Shows & Panels
- The 2014 Big Picture on Cyber Security
- AFCEA Answers
- Ask the CIO
- Connected Government: How to Build and Procure Network Services for the Future
- Continuing Diagnostics and Mitigation: Discussion of Progress and Next Steps
- Federal Executive Forum
- Federal Tech Talk
- The Intersection: Where Technology Meets Transformation
- Maximizing ROI Through Data Center Consolidation
- Moving to the Cloud. What's the best approach for me
- Navigating Tough Choices in Government Cloud Computing
- The New Generation of Database
- Satellite Communications: Acquiring SATCOM in Tight Times
- Transformative Technology: Desktop Virtualization in Government
- Value of Health IT
Shows & Panels
Colo. shooting suspect used Internet for arsenal
Monday - 7/23/2012, 7:26pm EDT
By NICHOLAS RICCARDI
DENVER (AP) - In a world where Amazon can track your next book purchase and you must show ID to buy some allergy medicine, James Holmes spent months stockpiling thousands of bullets and head-to-toe ballistic gear without raising any red flags with authorities.
The suspect in the mass theater shooting availed himself of an unregulated online marketplace that allows consumers to acquire some of the tools of modern warfare as if they were pieces of a new wardrobe.
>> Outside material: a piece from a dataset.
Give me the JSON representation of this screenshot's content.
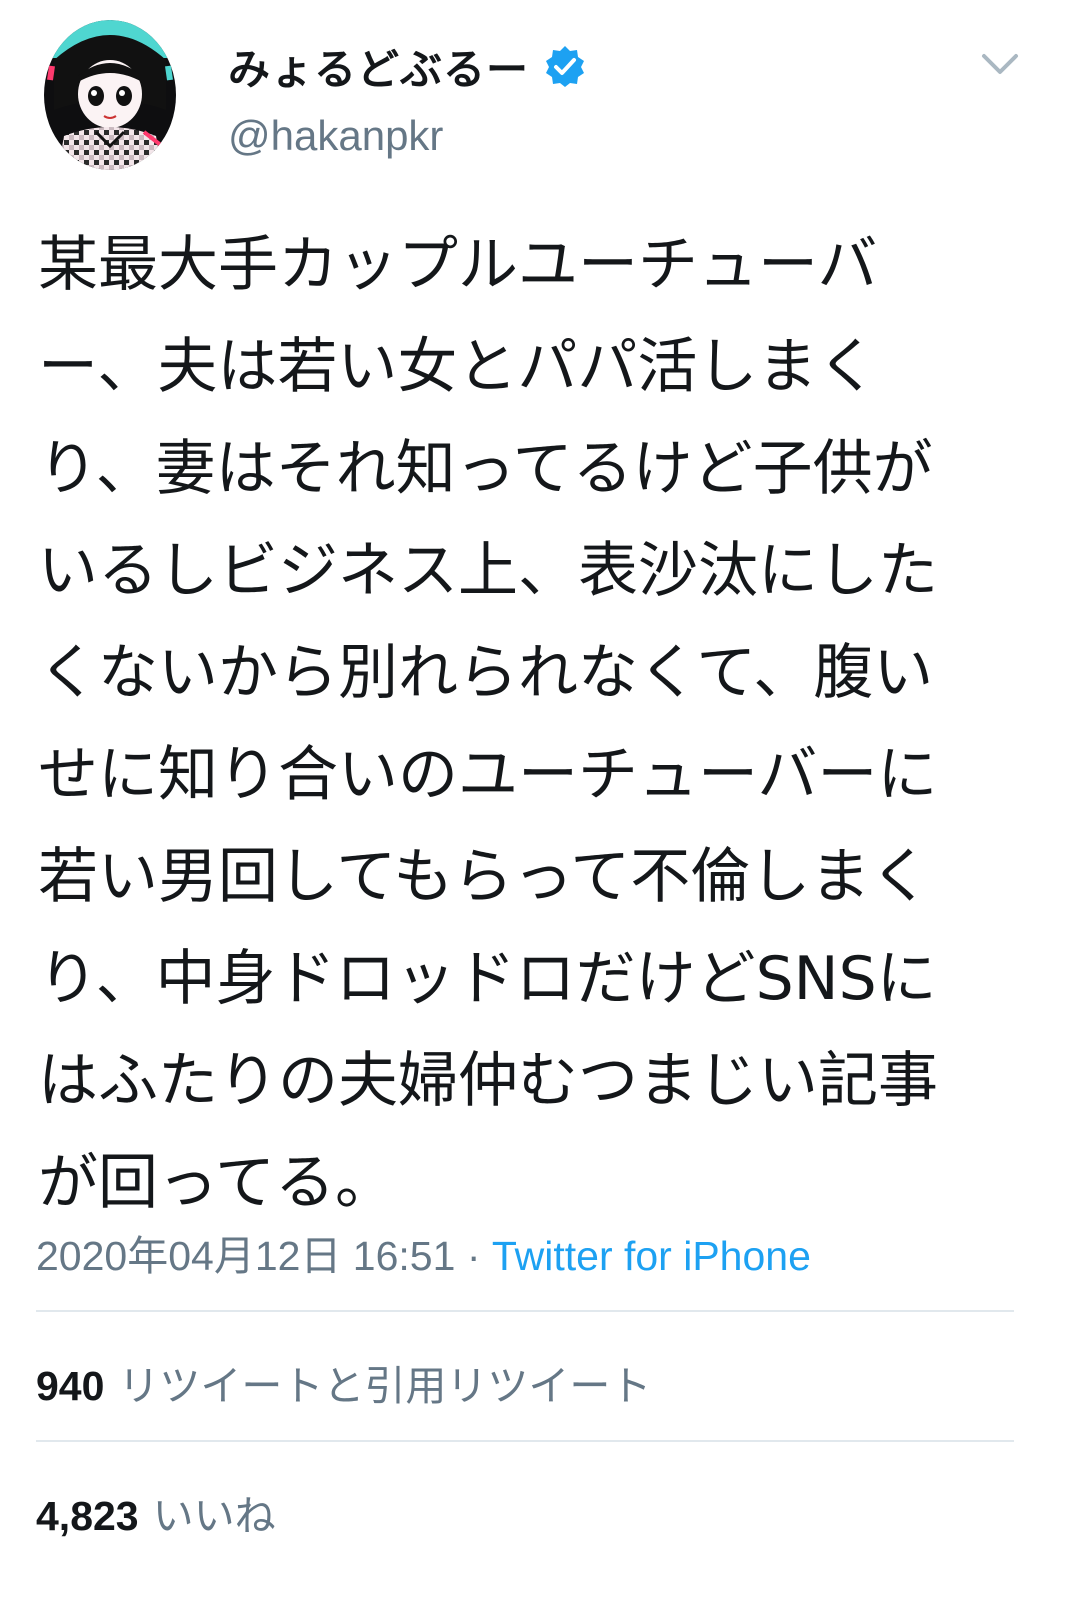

The Internet is awash in sites ranging from BulkAmmo.com, which this weekend listed a sale on a thousand rifle rounds for $335, to eBay, where bidding on one armored special forces helmet has risen to $799.
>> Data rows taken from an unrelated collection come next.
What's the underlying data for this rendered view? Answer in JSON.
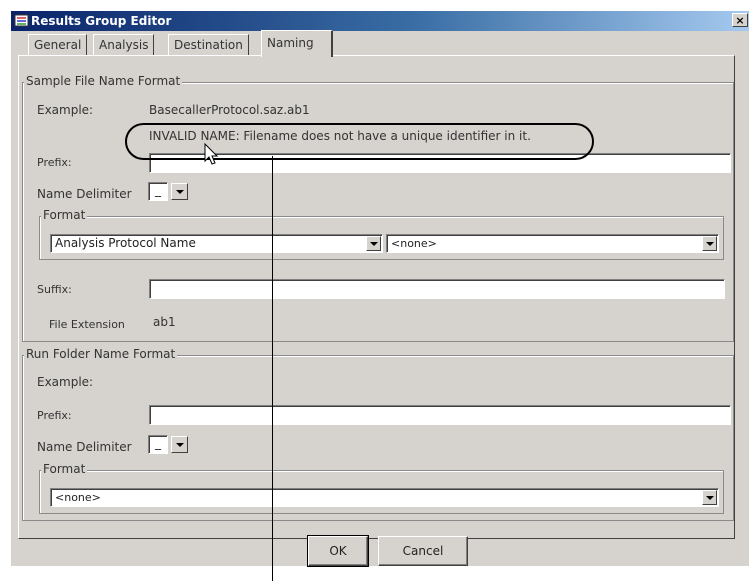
{
  "window": {
    "title": "Results Group Editor",
    "close_glyph": "×"
  },
  "tabs": [
    {
      "label": "General",
      "active": false
    },
    {
      "label": "Analysis",
      "active": false
    },
    {
      "label": "Destination",
      "active": false
    },
    {
      "label": "Naming",
      "active": true
    }
  ],
  "sample_file": {
    "group_label": "Sample File Name Format",
    "example_label": "Example:",
    "example_value": "BasecallerProtocol.saz.ab1",
    "error_message": "INVALID NAME:  Filename does not have a unique identifier in it.",
    "prefix_label": "Prefix:",
    "prefix_value": "",
    "delimiter_label": "Name Delimiter",
    "delimiter_value": "_",
    "format_label": "Format",
    "format_first_value": "Analysis Protocol Name",
    "format_second_value": "<none>",
    "suffix_label": "Suffix:",
    "suffix_value": "",
    "extension_label": "File Extension",
    "extension_value": "ab1"
  },
  "run_folder": {
    "group_label": "Run Folder Name Format",
    "example_label": "Example:",
    "prefix_label": "Prefix:",
    "prefix_value": "",
    "delimiter_label": "Name Delimiter",
    "delimiter_value": "_",
    "format_label": "Format",
    "format_value": "<none>"
  },
  "buttons": {
    "ok": "OK",
    "cancel": "Cancel"
  },
  "icons": {
    "app": "app-icon",
    "close": "close-icon",
    "dropdown": "chevron-down-icon",
    "cursor": "mouse-pointer-icon"
  },
  "colors": {
    "window_bg": "#d6d3ce",
    "title_start": "#0a246a",
    "title_end": "#a6caf0"
  }
}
"We're different than other cultures," said Dudley Brown, executive director of Rocky Mountain Gun Owners, which advocates for firearms owners' rights. "We do allow Americans to possess the accoutrements that our military generally has."
Gun rights activists like Brown celebrate that freedom, but even some involved in the trade are troubled by how easily Holmes stocked up for his alleged rampage.
Chad Weinman runs TacticalGear.com, which caters to police officers looking to augment their equipment, members of the military who don't want to wait on permission from the bureaucracy for new combat gear, and hobbyists like survivalists and paintballers. The site receives "thousands" of orders daily, sometimes from entire platoons that are about to deploy to war zones.
On July 2, Holmes placed a $306 order with the site for a combat vest, magazine holders and a knife, paying extra for expedited two-day shipping to his Aurora apartment. The order, Weinman said, didn't stand out.
"There's a whole range of consumers who have an appetite for these products, and 99.9 percent of them are law-abiding citizens," Weinman said. But he said that "it makes me sick" that Holmes bought material from him. He added that he doesn't sell guns or ammunition and that he was "shocked" at the amount of bullets that Holmes allegedly bought online.
Authorities say all of Holmes' purchases were legal _ and there is no official system to track whether people are stockpiling vast amounts of firepower.
During a news conference in Philadelphia on Monday, Attorney General Eric Holder said the government has to think about the issues raised by Holmes' alleged arsenal.
"We have tried to come up with a better system with our instant background checks so that we have the ability to make sure that people who have emotional problems, people who have felony records, other people cannot get access to these kinds of weapons," Holder said.
There is no restriction on the sale of bullets in the United States, except for armor-piercing rounds, which can only be bought by law enforcement, said Ginger Colbrun, a spokeswoman for the Bureau of Alcohol, Tobacco and Firearms. Hence the proliferation of websites offering Amazon.com-style wish-lists for hollow-point rifle rounds or tracer bullets.
There is a federal law that bars selling body armor to violent felons -- which Holmes was not -- but it is rarely used because there are is no requirement to check whether purchasers of the material have criminal records, according to Dan Gross, president of the Brady Campaign Against Gun Violence.
Over four months, authorities said, Holmes received more than 50 packages at his Aurora apartment and the University of Colorado medical school, where he was studying neuroscience. As the boxes piled up, he began to shop for guns at sporting goods stores -- because of the need to pass a background check to buy a firearm, they are still generally bought at brick-and-mortar locations.
On May 22, law enforcement officials said Holmes bought a Glock pistol. Less than a week later, he upgraded to a shotgun. The following week he bought an AR-15 rifle, versions of which had been outlawed under the assault weapon ban in 1994. But that prohibition expired in 2004 and Congress, in a nod to the political clout of gun enthusiasts, did not renew it.
Holmes also acquired explosive materials and equipment to rig his entire apartment with a complex series of booby traps that took authorities days to dismantle. Officials have not said how he obtained the material for the devices.
Holmes capped off his gun purchases with another pistol on July 7. Authorities say that, 12 days later, Holmes bought a ticket to the midnight premiere of the Batman movie "The Dark Knight Rises" and entered the theater with the crowd, then slipped out the side door and returned dressed for battle.